When the ‘unknowable’ happens,‘all possibilities’ blow through your being. That can’t happen when all the doors to experience are closed and locked. But when they’re open, you begin to experience all of yourself. You meet yourself as you don’t know ‘you’ and ‘you’ as you know yourself. When that begins to happen, you won’t need to lookat an incredible movie to experience ‘incredible,’ or do extraordinary things to experience ‘extraordinary.’
Practice in sesshin in a zendo is usually loud/noise-free, talk-free, interruption-free and the opportunity to be of benefit to everyone, whether in bowing, chanting, sitting, helping in the kitchen, sweeping outside, or in giving general support to everyone by following rules and encouraging silence and meditation. If someone is difficult, great effort is made by everyone to keep the balance, while protecting the person from our own demanding selves. That happens in a special situation of zendo practice. Can you do that in an ordinary, familiar situation? Can you forget that you know the person, the place and the usual situation and, instead, meet that person in a new, unknowable place and create a new response? Can you remake yourself on-the-spot, as it were? In times of difficulty, can you turn to the guides in this practice, like the Precepts, Perfections, Cornerstones or Eightfold Path, instead of the usual brooding, questioning and clinging to past behavior as your guides? The practice guides are there to help us to travel through the ‘unknowable’ safely.
You want to be happy, and I hope that you find happiness in your lives. But aside from happiness in daily life, a bigger goal would be to look for what sustains us in our quest for freedom from self, which is the sustaining power of joy. Happiness springs from our usual understanding, from our self-nature and opens nothing new, except more ‘knowable.’ Joy springs from the ‘unknowable’ and opens many doors to new understandings of the world and us. If you want to continue the round of birth and death, of limited expectation and activity, then ‘happiness as a goal’ is for you. But if you want to know yourself as the ‘unknowable’ and ‘move in mysterious ways,’ freed from the tyranny of self, then cultivate the ‘unknowable.’ Look past the ‘knowable’ and put aside ‘comfortable’ for these two days and reach into the ‘unknowable’ of the interior and exterior. Unlock the doors and let the ‘indescribable’ into your lives. For a sustained practice of two days, you can do it. We all can.

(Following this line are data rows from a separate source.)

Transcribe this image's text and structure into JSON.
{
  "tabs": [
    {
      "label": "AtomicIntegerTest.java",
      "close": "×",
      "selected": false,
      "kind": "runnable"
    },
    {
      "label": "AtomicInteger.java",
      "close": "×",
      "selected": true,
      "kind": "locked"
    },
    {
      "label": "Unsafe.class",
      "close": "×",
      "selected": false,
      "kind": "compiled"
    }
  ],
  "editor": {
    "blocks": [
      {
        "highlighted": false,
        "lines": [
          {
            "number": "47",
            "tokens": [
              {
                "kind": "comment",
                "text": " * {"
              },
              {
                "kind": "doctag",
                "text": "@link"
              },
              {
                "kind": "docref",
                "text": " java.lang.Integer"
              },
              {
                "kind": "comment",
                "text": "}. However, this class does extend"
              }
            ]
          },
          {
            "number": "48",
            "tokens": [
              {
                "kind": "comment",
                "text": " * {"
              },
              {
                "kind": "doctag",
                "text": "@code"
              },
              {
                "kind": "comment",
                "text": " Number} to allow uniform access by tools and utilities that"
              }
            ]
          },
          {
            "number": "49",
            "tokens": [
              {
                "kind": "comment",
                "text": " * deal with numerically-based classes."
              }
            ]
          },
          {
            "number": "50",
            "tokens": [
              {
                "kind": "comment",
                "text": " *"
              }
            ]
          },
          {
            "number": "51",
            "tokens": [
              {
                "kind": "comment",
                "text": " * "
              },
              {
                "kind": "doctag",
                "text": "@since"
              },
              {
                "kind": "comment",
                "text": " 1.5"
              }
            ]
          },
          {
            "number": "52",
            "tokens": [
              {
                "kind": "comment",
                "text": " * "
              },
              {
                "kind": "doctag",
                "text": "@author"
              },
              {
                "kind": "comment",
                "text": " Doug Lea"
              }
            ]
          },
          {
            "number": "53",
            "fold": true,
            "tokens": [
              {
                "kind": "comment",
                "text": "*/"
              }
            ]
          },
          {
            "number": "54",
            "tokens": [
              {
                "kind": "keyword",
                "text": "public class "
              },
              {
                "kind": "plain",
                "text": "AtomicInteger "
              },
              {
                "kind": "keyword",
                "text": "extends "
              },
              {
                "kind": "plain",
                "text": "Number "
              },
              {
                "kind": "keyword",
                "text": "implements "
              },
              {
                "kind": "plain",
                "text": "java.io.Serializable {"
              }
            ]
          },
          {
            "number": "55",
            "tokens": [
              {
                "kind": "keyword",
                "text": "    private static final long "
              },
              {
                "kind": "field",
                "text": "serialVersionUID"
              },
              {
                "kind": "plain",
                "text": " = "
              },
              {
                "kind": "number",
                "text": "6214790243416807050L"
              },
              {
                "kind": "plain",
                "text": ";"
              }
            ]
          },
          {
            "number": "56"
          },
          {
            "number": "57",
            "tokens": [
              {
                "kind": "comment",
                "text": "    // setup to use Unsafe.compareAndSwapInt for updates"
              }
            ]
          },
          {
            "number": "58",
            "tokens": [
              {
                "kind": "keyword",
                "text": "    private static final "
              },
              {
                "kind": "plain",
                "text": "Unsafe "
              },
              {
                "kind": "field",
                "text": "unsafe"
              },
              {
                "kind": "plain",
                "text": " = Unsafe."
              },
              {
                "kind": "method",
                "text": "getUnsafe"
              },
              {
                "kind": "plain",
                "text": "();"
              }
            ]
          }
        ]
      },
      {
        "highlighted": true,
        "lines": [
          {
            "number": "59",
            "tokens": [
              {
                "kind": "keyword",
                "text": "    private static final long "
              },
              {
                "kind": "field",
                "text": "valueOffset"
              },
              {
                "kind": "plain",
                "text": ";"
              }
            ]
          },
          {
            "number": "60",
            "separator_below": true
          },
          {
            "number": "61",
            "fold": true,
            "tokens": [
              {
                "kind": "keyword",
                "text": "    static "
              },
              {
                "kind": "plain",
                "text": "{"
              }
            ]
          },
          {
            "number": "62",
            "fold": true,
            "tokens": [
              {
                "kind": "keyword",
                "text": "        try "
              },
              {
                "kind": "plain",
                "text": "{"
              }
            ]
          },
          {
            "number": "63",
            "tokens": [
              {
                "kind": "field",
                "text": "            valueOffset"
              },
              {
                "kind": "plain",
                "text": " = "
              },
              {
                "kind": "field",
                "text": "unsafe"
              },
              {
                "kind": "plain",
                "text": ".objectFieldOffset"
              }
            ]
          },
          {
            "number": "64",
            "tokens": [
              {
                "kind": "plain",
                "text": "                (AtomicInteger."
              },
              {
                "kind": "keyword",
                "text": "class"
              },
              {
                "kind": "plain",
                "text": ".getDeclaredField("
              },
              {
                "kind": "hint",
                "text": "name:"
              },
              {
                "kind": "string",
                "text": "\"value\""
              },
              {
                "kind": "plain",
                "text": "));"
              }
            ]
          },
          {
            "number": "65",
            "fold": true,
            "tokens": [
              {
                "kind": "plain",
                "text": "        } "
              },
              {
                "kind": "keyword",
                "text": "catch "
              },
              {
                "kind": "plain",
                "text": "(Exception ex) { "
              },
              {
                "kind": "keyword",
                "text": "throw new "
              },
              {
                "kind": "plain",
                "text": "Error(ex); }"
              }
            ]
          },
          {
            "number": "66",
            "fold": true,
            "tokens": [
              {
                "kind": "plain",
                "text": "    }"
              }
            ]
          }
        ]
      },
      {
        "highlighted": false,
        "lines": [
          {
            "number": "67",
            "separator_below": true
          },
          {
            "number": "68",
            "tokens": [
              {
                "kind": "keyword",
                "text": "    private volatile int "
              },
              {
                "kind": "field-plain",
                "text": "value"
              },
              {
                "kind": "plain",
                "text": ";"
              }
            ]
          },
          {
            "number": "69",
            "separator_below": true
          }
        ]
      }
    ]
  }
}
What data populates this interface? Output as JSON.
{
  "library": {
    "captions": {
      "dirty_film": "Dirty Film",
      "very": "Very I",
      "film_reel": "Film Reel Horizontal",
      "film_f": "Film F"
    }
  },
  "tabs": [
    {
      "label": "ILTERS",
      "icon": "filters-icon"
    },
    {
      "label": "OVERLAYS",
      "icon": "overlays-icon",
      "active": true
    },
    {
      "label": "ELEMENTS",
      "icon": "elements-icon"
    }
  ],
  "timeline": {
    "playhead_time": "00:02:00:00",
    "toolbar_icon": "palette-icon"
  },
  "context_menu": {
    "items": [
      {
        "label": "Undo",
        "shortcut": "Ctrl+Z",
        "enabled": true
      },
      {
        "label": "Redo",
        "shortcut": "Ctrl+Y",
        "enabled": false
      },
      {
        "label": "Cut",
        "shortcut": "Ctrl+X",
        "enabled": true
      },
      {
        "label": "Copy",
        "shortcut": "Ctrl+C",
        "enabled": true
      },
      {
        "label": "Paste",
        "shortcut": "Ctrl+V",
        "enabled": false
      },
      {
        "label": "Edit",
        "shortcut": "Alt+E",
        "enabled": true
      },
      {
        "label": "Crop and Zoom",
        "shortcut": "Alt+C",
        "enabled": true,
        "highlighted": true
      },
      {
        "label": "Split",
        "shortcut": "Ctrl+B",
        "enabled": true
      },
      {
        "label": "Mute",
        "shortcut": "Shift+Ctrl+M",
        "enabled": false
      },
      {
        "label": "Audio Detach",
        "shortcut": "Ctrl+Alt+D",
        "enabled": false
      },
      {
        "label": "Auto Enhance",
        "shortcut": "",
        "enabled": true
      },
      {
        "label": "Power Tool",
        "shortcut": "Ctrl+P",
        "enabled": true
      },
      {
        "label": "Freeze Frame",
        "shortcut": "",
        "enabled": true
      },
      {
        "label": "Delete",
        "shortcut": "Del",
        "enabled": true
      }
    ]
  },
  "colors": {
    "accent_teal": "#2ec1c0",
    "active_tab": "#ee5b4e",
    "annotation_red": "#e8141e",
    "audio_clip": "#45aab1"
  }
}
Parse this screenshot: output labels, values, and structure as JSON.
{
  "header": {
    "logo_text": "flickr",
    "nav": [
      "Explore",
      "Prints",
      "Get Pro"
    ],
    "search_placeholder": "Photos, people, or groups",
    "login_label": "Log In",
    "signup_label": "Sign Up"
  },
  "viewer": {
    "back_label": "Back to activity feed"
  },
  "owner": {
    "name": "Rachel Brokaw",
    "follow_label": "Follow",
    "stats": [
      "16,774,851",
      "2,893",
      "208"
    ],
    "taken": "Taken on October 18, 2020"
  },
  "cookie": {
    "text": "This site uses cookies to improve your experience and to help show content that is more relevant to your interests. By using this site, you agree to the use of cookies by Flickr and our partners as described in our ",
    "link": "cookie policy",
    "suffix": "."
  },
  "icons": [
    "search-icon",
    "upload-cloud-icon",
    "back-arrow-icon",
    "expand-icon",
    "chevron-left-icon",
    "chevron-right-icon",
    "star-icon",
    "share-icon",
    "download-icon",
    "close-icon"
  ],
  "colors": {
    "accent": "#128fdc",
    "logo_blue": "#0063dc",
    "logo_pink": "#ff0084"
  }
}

Sit quietly for yourself; sit for the world. Maintain balance where you are, inside and outside, for yourself and for the world. Dedicate your efforts to the healing of the world. The very healing energy that you bring up from pure intention heals you as well. Keep in mind this sesshin to bow for the world, chant for the world, eat for the world, bathe for the world and relate to everyone as you would wish to have in the world. For two days let’s make a peaceful world in our households that we would like to see everywhere. Let’s dedicate this sesshin to everyone, everywhere.